yellow dots on fundus exam -> think what sort of processes?
inflammatory / infectious
VKH, birdshot, AMPPE (early hypo -> late hyperfluorescence)
r/o HIV, syphillus and TB before giving steroids
1. physiologic pathway
2. signs of unilateral
3. signs of bilateral
1. iFEF @ cortex -> cPPRF -> cCNVI -> cLR + (iLMF -> iCNIII -> iMR)
2. (i) slow adduction + (c) abducting nystagmus +/- (i) hyperdeviation
3. b/l adduction deficit + b/l abductin nystagmus + vertical gaze-evoked nystagmus + large XT
vertical nystagmus: b/c vertical vestibular pursuit and gaze holding pathways ascend from vestibular nuclei through MLF
large XT: 2/2 midbrain lesions near the CN3 nuclei
periventricular ovoids >3mm, suggestive of MS
Corneal disease: adenovirus
1. type of virus
2. subtype? self-limited without systemic involvement
3. subtype? flu-like symptoms
4. subtype? URI -> follicular conjunctivitis (+/- chemosis, membranes, conj hemorrhage) + PEK (+/- geographic ulcers) + preauricular adenopathy -> 7-14d later, develops multifocal subepithelial corneal infiltrates
5. viral shedding duration?
6. duration of sxs of EKC
1. dsDNA, non-envelope, icosahedron

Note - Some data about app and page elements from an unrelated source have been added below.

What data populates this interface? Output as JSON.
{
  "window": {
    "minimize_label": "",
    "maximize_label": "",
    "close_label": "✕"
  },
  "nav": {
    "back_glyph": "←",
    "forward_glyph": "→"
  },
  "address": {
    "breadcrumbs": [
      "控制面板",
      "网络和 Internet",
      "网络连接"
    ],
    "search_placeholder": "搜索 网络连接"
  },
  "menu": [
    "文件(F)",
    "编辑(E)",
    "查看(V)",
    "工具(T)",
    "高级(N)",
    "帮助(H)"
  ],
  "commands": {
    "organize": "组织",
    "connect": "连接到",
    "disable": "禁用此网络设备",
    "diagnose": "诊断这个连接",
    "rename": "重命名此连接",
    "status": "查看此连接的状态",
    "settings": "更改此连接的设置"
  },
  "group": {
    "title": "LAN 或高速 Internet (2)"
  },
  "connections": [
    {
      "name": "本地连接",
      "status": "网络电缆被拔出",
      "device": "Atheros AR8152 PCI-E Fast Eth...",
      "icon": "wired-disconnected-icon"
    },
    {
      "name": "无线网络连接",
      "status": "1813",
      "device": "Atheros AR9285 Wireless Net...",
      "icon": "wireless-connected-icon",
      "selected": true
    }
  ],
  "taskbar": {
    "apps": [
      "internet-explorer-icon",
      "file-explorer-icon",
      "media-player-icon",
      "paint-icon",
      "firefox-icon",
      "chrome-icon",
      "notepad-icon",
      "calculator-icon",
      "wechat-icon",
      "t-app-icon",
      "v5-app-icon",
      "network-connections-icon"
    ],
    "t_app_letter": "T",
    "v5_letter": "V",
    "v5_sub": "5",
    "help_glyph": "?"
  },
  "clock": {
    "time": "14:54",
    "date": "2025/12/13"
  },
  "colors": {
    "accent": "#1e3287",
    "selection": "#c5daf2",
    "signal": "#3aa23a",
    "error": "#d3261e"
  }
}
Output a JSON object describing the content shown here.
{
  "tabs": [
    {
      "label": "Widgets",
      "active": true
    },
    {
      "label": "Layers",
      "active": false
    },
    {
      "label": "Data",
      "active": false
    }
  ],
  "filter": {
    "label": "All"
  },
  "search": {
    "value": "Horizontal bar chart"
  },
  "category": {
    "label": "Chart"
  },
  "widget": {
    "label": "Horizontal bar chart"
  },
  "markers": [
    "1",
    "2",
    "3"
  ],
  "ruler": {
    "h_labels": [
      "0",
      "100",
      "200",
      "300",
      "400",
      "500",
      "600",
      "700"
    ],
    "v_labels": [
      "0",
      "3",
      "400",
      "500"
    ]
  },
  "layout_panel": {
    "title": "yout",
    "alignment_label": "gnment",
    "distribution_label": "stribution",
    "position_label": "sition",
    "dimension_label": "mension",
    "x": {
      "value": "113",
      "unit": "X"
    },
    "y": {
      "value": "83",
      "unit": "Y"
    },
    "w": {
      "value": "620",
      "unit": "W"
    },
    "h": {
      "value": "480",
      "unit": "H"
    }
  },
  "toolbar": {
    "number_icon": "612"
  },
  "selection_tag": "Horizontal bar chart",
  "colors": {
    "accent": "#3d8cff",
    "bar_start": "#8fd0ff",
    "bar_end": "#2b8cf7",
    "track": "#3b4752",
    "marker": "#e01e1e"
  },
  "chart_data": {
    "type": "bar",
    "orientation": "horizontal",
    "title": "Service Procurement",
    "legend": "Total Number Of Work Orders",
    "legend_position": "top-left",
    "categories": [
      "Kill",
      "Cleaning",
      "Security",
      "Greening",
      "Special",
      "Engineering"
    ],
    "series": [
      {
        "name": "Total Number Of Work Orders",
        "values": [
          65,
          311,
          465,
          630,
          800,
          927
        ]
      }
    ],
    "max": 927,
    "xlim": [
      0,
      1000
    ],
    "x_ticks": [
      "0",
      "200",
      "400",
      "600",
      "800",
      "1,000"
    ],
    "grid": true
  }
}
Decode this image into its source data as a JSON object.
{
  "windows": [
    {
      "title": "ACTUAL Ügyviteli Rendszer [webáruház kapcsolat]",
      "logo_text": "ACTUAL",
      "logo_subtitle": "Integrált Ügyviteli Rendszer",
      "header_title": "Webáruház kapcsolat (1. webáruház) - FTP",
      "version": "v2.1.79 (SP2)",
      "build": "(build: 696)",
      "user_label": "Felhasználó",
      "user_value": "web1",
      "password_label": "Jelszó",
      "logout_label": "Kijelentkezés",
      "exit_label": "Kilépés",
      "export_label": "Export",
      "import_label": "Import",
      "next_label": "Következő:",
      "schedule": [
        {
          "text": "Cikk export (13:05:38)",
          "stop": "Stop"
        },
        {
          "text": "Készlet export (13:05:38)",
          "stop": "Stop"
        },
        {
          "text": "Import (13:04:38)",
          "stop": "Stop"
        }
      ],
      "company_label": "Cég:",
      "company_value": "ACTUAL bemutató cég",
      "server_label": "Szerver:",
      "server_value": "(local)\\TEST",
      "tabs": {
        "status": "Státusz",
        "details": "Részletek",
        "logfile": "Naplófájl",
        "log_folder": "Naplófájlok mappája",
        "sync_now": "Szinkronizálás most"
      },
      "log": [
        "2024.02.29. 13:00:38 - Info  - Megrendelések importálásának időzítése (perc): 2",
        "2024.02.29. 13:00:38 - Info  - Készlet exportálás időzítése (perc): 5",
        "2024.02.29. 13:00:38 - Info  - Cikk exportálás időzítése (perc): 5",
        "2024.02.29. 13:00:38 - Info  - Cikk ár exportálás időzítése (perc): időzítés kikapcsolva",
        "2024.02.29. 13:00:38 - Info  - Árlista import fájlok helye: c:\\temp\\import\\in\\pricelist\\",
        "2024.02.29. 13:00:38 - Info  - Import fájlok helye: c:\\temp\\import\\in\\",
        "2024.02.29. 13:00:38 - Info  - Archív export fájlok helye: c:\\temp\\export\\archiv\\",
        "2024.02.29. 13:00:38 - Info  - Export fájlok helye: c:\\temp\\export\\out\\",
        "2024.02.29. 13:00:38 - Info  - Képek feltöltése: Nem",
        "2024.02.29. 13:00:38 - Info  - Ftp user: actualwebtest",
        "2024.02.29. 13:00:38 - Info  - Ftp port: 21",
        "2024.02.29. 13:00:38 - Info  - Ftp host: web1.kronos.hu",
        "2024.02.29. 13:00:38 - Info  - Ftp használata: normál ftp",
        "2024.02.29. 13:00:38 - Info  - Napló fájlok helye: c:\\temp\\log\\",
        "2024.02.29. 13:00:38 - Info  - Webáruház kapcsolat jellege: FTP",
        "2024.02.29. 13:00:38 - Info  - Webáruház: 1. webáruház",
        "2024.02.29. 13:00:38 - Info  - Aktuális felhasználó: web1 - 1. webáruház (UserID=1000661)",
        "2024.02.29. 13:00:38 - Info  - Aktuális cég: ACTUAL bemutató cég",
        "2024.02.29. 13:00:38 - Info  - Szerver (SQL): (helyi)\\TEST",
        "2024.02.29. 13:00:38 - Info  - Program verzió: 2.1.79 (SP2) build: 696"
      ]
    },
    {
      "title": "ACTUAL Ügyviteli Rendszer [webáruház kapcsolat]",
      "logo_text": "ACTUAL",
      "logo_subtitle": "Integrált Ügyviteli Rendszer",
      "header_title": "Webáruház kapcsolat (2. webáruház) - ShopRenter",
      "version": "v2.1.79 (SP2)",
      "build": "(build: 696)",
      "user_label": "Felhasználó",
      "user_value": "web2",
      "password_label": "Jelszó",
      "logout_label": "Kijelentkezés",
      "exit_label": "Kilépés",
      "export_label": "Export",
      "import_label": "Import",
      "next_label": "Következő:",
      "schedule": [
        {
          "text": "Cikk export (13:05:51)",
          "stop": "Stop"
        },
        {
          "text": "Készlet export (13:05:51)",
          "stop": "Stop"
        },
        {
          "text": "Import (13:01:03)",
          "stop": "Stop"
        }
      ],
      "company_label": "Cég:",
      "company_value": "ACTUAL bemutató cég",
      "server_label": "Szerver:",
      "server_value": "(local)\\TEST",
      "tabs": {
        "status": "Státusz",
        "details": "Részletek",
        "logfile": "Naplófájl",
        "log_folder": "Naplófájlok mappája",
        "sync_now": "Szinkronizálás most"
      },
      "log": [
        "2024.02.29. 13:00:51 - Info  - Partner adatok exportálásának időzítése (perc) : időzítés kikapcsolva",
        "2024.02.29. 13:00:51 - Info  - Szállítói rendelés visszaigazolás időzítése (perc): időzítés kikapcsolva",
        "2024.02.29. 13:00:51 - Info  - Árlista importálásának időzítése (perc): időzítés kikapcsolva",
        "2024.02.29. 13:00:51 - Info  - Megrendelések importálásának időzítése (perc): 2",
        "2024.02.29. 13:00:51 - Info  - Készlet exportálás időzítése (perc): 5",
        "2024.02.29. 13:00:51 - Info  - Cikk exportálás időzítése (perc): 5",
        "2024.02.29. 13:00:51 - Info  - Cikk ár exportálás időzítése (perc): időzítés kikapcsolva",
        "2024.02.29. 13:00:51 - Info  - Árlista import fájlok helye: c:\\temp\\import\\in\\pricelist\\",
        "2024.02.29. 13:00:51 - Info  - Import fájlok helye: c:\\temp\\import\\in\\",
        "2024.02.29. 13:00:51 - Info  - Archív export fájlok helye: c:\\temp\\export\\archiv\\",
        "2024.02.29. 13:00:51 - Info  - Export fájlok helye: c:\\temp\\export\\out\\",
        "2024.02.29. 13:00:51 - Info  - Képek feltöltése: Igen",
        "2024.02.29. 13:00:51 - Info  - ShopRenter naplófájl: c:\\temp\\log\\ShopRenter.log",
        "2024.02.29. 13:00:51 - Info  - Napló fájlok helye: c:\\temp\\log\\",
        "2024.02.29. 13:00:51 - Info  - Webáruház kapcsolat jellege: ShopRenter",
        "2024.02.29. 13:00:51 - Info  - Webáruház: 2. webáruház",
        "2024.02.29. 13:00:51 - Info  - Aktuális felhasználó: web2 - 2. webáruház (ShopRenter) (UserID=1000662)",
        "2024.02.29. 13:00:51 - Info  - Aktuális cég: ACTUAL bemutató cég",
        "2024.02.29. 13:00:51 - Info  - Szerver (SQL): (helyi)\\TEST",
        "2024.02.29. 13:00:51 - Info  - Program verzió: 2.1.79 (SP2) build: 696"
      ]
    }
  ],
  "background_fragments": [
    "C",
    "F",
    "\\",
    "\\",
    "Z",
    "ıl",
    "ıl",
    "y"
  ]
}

2. follicular conjunctivitis (multiple serotypes)
3. pharyngoconjunctival fever (3, 7)
4. epidemic keratoconjunctivitis (D, 8, 19, 37)
6. months to yrs
7. supportive. If mucopurulent discharge, then think bacteria superinfection and give abx (steroids can help resolve pain and infiltrates but prolong disease course)
waste-basket terms for sub-retinal hyperreflective material on OCT
microscopic polyangitis vs. wegeners
microscopic polyangitis has microscopic granulomas and less respiratory symptoms
FA hyperfluorescence with guttering, expansile dot and smokestack
2. NO steroids and try PDT
Role of IOP in glaucoma
1. normal vs. glaucoma IOP distrubtions
2. prevalence and incidence based on IOP
3. IOP of the vast majority of glaucoma patients
4. when to treated isolated IOP elevation?
normal IOP = left skewed bell curve (with long tail of high IOPs). Mean of 16, 2 stdevs = 11 to 21.
glaucoma IOPs are barely shifted over to the right
prevalence based on IOP: steady increase until ~30, then exponential increase
incidence based on IOP: exponential increase
when IOP>50, treat for risk of venous thrombosis, not for glaucoma
mgmt strategy of glaucoma
decrease by 30% of damaging IOP; decrease by more if still progression of damage
glaucoma involves which layers?
RNFL, GCC, IPL
3 reasons for head posturing
1. nystagus null point
3. VF defect
CN3 aberrant regeneration patterns
1. lid retraction with CN3 activation
2. pupil constriction with CN3 activation
traumatic 6th and/or 7th nerve palsy -> look at what region on CNS imaging?
where the mastoid air cells turn into petrous apex as the 2 nerves travel around there